Flip Mom moved from topic to topic, talking about everything from safety to bedtimes to the childrens’ toilet habits. She showed me where things were kept, and let me know what I could touch, and what I could not. Flip Mom said no to TV, but said that she might make an exception that night, and would let me know when I arrived on babysitting night. Although I badly wanted the job, I remember thinking I was working awfully hard for it, what with having to endure all of the unpaid “training” and all.
As I sat there that day, I observed this little family, the mother and her two girls, going about their activities. I can still picture the scene in my mind of those two little girls, impeccably dressed, hair done up, reading story books at the table, as their mother served them sliced apples and celery sticks on a tray. When the youngest begged for a treat, Flip Mom gave them each a miniature piece of candy right out of the freezer, explaining that the Halloween candy was taken out only on special occasions, and even then only one piece at a time. I remember wondering if this woman thought that I might stuff her children full of chocolate while she was gone, and made a mental note to completely stay away from the freezer that night, just in case.
It was a small house, and I could see into almost every room right from the kitchen. I saw learning paraphernalia all over the place, and even spied an old record player (that’s right, 45’s) in the next room surrounded by what the girls told me were classical records scattered all over the floor. There were few “toys” there, and most everything seemed to have a purpose, a learning purpose. To me, way back then, there didn’t seem to me to be anything fun; and I admit feeling sorry for those girls, thinking those poor children must have had a dreadful life. They looked happy enough, but Flip Mom obviously made their lives miserable.
Fast forward a decade or two and I became a mom myself. I busied myself with things like safety, bedtimes and toilet habits. I served apples and celery sticks and I hid Halloween candy in the freezer. I limited TV and littered my home with learning gadgets of all kinds. In fact, classical is still the music of choice during lunchtime here, even though our music now comes from CDs played over a boom-box on the kitchen counter. And though my children are almost grown up, I confess that I still like them neatly dressed and it frankly bothers me when their hair isn’t combed.
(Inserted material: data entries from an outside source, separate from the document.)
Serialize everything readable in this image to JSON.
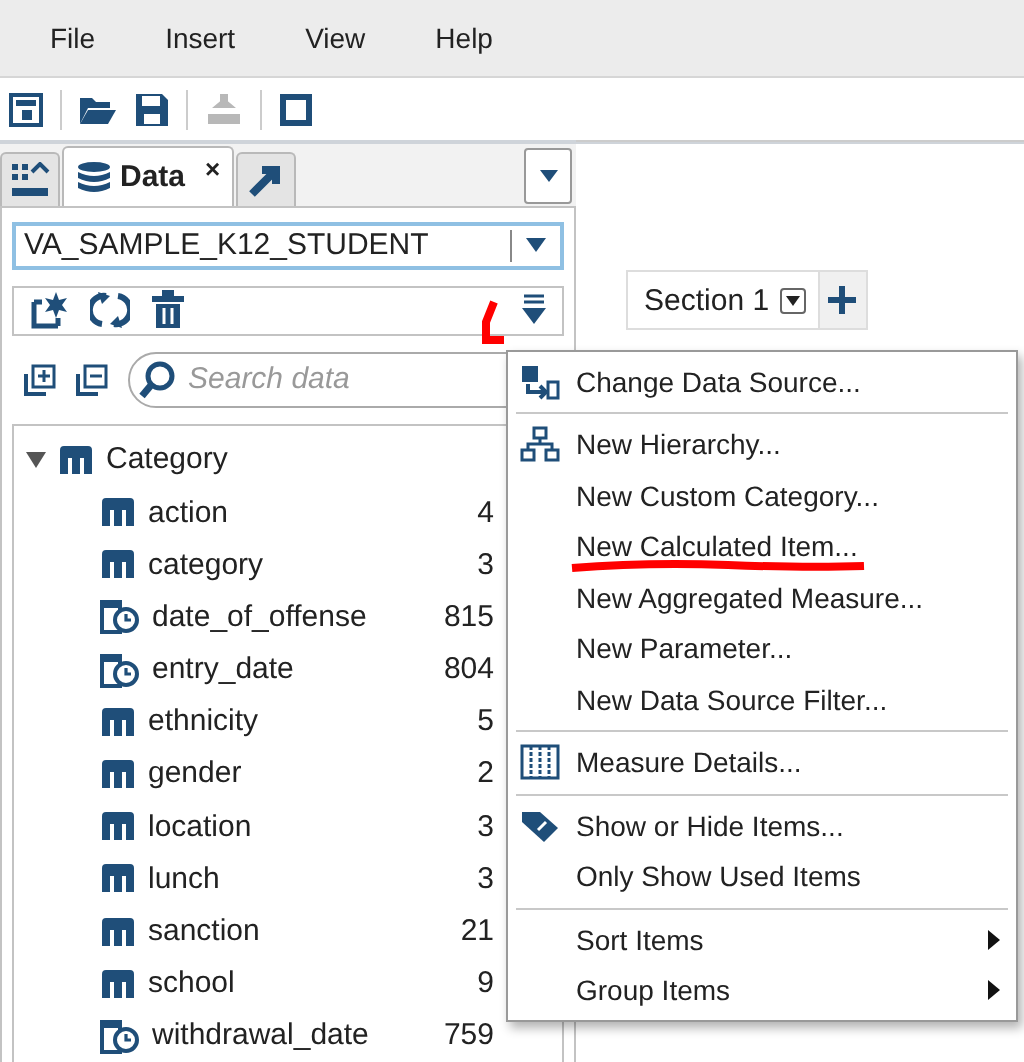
{
  "menu_bar": [
    {
      "label": "File"
    },
    {
      "label": "Insert"
    },
    {
      "label": "View"
    },
    {
      "label": "Help"
    }
  ],
  "toolbar": [
    {
      "kind": "report"
    },
    {
      "kind": "sep"
    },
    {
      "kind": "open"
    },
    {
      "kind": "save"
    },
    {
      "kind": "sep"
    },
    {
      "kind": "pdf",
      "disabled": true
    },
    {
      "kind": "sep"
    },
    {
      "kind": "frame"
    }
  ],
  "panel_tabs": [
    {
      "kind": "objects",
      "selected": false
    },
    {
      "kind": "data",
      "label": "Data",
      "close": "×",
      "selected": true
    },
    {
      "kind": "shared",
      "selected": false
    }
  ],
  "data_source": {
    "value": "VA_SAMPLE_K12_STUDENT"
  },
  "search": {
    "placeholder": "Search data"
  },
  "tree": {
    "label": "Category",
    "expanded": true,
    "children": [
      {
        "name": "action",
        "kind": "category",
        "value": "4"
      },
      {
        "name": "category",
        "kind": "category",
        "value": "3"
      },
      {
        "name": "date_of_offense",
        "kind": "date",
        "value": "815"
      },
      {
        "name": "entry_date",
        "kind": "date",
        "value": "804"
      },
      {
        "name": "ethnicity",
        "kind": "category",
        "value": "5"
      },
      {
        "name": "gender",
        "kind": "category",
        "value": "2"
      },
      {
        "name": "location",
        "kind": "category",
        "value": "3"
      },
      {
        "name": "lunch",
        "kind": "category",
        "value": "3"
      },
      {
        "name": "sanction",
        "kind": "category",
        "value": "21"
      },
      {
        "name": "school",
        "kind": "category",
        "value": "9"
      },
      {
        "name": "withdrawal_date",
        "kind": "date",
        "value": "759"
      }
    ]
  },
  "section_tabs": [
    {
      "label": "Section 1",
      "selected": true
    }
  ],
  "context_menu": [
    [
      {
        "label": "Change Data Source...",
        "kind": "source",
        "submenu": false,
        "annotated": false
      }
    ],
    [
      {
        "label": "New Hierarchy...",
        "kind": "hierarchy",
        "submenu": false,
        "annotated": false
      },
      {
        "label": "New Custom Category...",
        "kind": "none",
        "submenu": false,
        "annotated": false
      },
      {
        "label": "New Calculated Item...",
        "kind": "none",
        "submenu": false,
        "annotated": true
      },
      {
        "label": "New Aggregated Measure...",
        "kind": "none",
        "submenu": false,
        "annotated": false
      },
      {
        "label": "New Parameter...",
        "kind": "none",
        "submenu": false,
        "annotated": false
      },
      {
        "label": "New Data Source Filter...",
        "kind": "none",
        "submenu": false,
        "annotated": false
      }
    ],
    [
      {
        "label": "Measure Details...",
        "kind": "measure",
        "submenu": false,
        "annotated": false
      }
    ],
    [
      {
        "label": "Show or Hide Items...",
        "kind": "showhide",
        "submenu": false,
        "annotated": false
      },
      {
        "label": "Only Show Used Items",
        "kind": "none",
        "submenu": false,
        "annotated": false
      }
    ],
    [
      {
        "label": "Sort Items",
        "kind": "none",
        "submenu": true,
        "annotated": false
      },
      {
        "label": "Group Items",
        "kind": "none",
        "submenu": true,
        "annotated": false
      }
    ]
  ]
}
As I look around my home and think about my parenting style, I realize that I am not much different from that Flip Mom of many years ago. Thought I never used babysitters, I am pretty sure I would have grilled them the same way that the 70’s mom grilled me. I want only the best for my children, as she did for hers. I make decisions based on what I think is right just like she did. And you can’t tell me I am too rigid or over-protective – I’m a mom and it’s in my job description.
I recently posted on a mom’s group a confession about myself. I admitted that I stink when it comes to planning social activities but that I’m great at planning classes and field trips, or anything involving learning for that matter. Though I enjoy having vino with the girls and chatting on the telephone with old friends, I am much more comfortable planning a writing lesson or talking about school. In fact, I refer to myself as “Geek Mom” , which I just a moment ago realized is the full-blown modern equivalent of Flip Mom, only with a different ‘do’.
I look back to my babysitting years and think, “Wow! What a great mom she was, that Flip Mom.” She knew what was right and she did it, no excuses to me or anyone. And though my public school upbringing and my teenager mind-set couldn’t see it back then, I see it so clearly now. She was great. And her children were extraordinary. And mine are, too. I get it. I am Geek Mom and I am fine with it.
I ended up making three dollars on babysitting night. The money was handed to me in a tiny envelope, wrapped in a little bitty Hallmark gift card, like the kind you attach to a baby shower gift. It had a kitten on top and, inside, was written, “THANKS!” all in caps. Flip Mom had trusted me, like she trusted herself. I didn’t understand her then, but I so understand her right now.